About three years ago, I was an old man with a pet poodle parking at the Madison West VA Clinic for my annual checkup. I ensured my dog had water, shade and fresh air during my appointment.
Dr. Ruiz and I were chatting about my dog, Chuffee, and how he improved my mental attitude immensely since living with me. She mentioned that it sounded like he would qualify as an emotional support animal. I had looked for a post-traumatic stress disorder/post-traumatic stress injury (PTSD/PTSI) service dog. The cost (from $25,000 to $45,000) was prohibitive. She had recently been in touch with a non-profit organization in Wausau that trains Veteran’s dogs to qualify as a service pet at no cost to Veterans.
I strongly suspected it was a scam but agreed to look into it.
I called the organization and needed to provide proof of an honorable discharge and a diagnosis of PTSD. The following week, Chuffee had to take an initial test on aggressive behavior toward strange dogs, reaction to loud noises, etc. He passed all the tests and we enrolled in the training program, which started the following week.
I was still wary that it would prove to be some sort of mirage; nobody was going to provide thousands of dollars of real training at no cost.

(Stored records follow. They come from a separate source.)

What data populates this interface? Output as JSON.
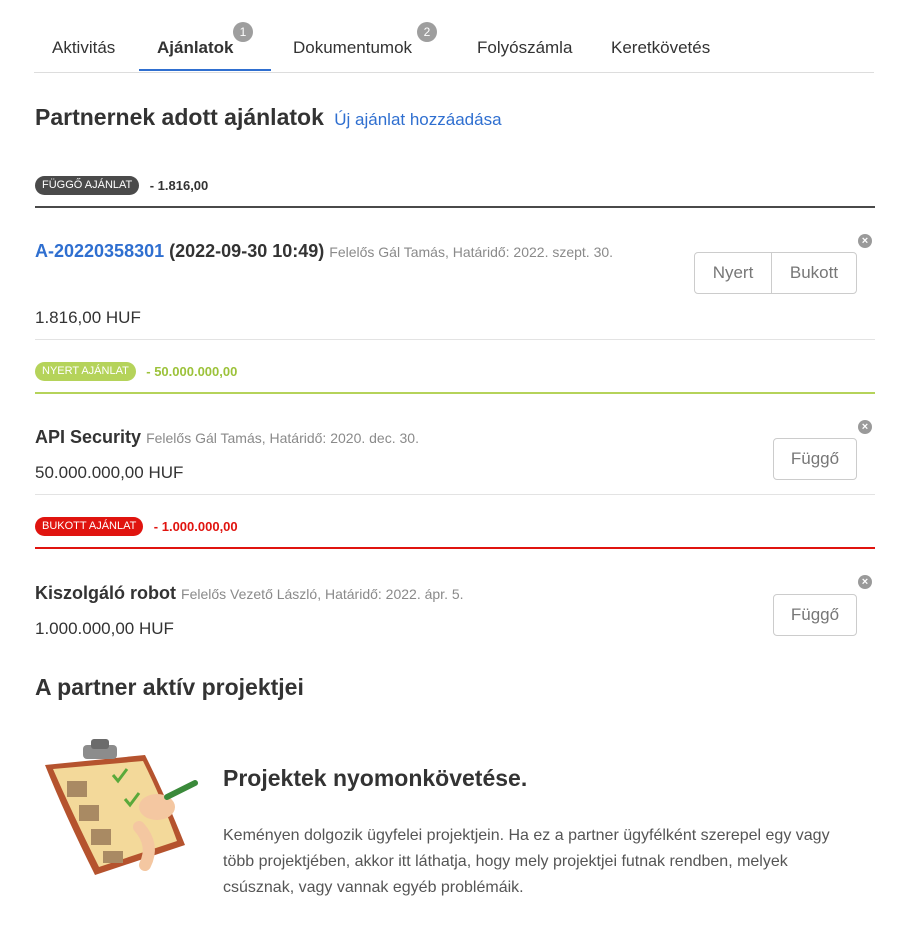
{
  "tabs": [
    {
      "label": "Aktivitás",
      "badge": null
    },
    {
      "label": "Ajánlatok",
      "badge": "1",
      "active": true
    },
    {
      "label": "Dokumentumok",
      "badge": "2"
    },
    {
      "label": "Folyószámla",
      "badge": null
    },
    {
      "label": "Keretkövetés",
      "badge": null
    }
  ],
  "page": {
    "title": "Partnernek adott ajánlatok",
    "add_link": "Új ajánlat hozzáadása"
  },
  "groups": [
    {
      "status": "FÜGGŐ AJÁNLAT",
      "sum": "- 1.816,00",
      "color": "#4a4a4a",
      "offers": [
        {
          "code": "A-20220358301",
          "date": "(2022-09-30 10:49)",
          "meta": "Felelős Gál Tamás, Határidő: 2022. szept. 30.",
          "amount": "1.816,00 HUF",
          "buttons": [
            "Nyert",
            "Bukott"
          ]
        }
      ]
    },
    {
      "status": "NYERT AJÁNLAT",
      "sum": "- 50.000.000,00",
      "color": "#b5d35a",
      "offers": [
        {
          "name": "API Security",
          "meta": "Felelős Gál Tamás, Határidő: 2020. dec. 30.",
          "amount": "50.000.000,00 HUF",
          "buttons": [
            "Függő"
          ]
        }
      ]
    },
    {
      "status": "BUKOTT AJÁNLAT",
      "sum": "- 1.000.000,00",
      "color": "#e0140f",
      "offers": [
        {
          "name": "Kiszolgáló robot",
          "meta": "Felelős Vezető László, Határidő: 2022. ápr. 5.",
          "amount": "1.000.000,00 HUF",
          "buttons": [
            "Függő"
          ]
        }
      ]
    }
  ],
  "projects": {
    "heading": "A partner aktív projektjei",
    "title": "Projektek nyomonkövetése.",
    "text": "Keményen dolgozik ügyfelei projektjein. Ha ez a partner ügyfélként szerepel egy vagy több projektjében, akkor itt láthatja, hogy mely projektjei futnak rendben, melyek csúsznak, vagy vannak egyéb problémáik.",
    "illustration_icon": "clipboard-checklist-illustration"
  },
  "colors": {
    "link": "#2f6fd0",
    "pending": "#4a4a4a",
    "won": "#b5d35a",
    "lost": "#e0140f"
  }
}
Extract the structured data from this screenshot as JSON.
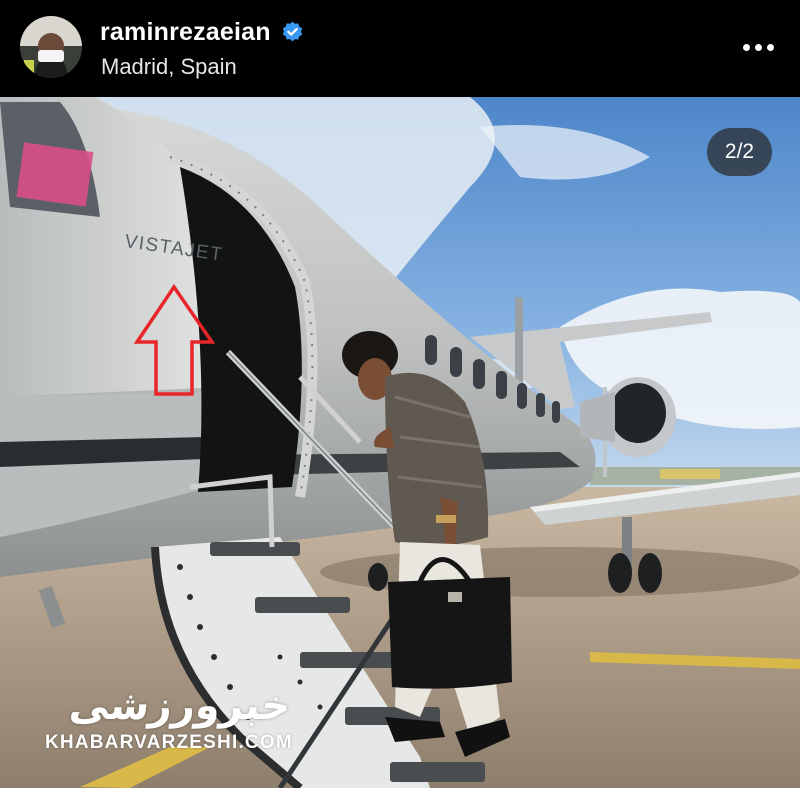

After eight months, and what felt like a couple of hundred trips to Wausau through all flavors of Wisconsin weather, Chuffee and I graduated as a certified PTSD/PTSI Service dog team. I was as proud as when I graduated from boot camp.
It all began with a visit to Dr Ruiz, my primary care doctor, who was simply attentive and creative, and willing to try something different.
So, what does a PTSD/PTSI service dog do as part of a team?
The specifics vary with each Veteran’s needs, although some are nearly universal. For example, most will “block” a stranger’s approach by simply inserting themselves between the handler and anyone coming near. They can alert you to unusual activity, thereby mitigating the hypervigilance issue. There are a variety of specialized actions that are customized to the Veteran’s needs. Chuffee will interrupt my rage response when he detects a rise in cortisol, the anxiety hormone all humans produce. I call this one of his “superpowers.”
Recently my wife, Chuffee and I met with friends to have dinner. We were quietly sitting in a back corner of the restaurant and Chuffee was at my feet. Out of the blue, one of the wait staff walked to our corner and started pounding on drums hanging on the wall. Apparently, this is part of recognizing a customer’s birthday. The sound was deafening.
I expected Chuffee to be utterly terrified. Frankly, everyone at our table jumped. Instead, he simply stood his ground and leaned on me to keep me from getting out of the booth. His "superpower" to help me control my rage was in full effect. Once the racket stopped, Chuffee did his "chill out, we got this, I love you, nobody died" signal by putting his feet on my chest and licking my nose. (It's my belief that anyone who is still angry when a poodle licks their nose is probably beyond redemption.)
Later that night, when anger woke me from a sound sleep, Chuffee was up on the bed calming me down. What would have been a stressful night, almost became a celebration.
All of this traces to a primary care VA doctor who not only thought outside the box, but probably never even considered a box existed.
And to an organization located in a town in the middle of “up north” that recognized a need and a solution and worked mightily to solve a problem that many of this country’s Veterans face.
Thank you to everyone involved from an old man and a poodle named Chuffee, his certified service dog.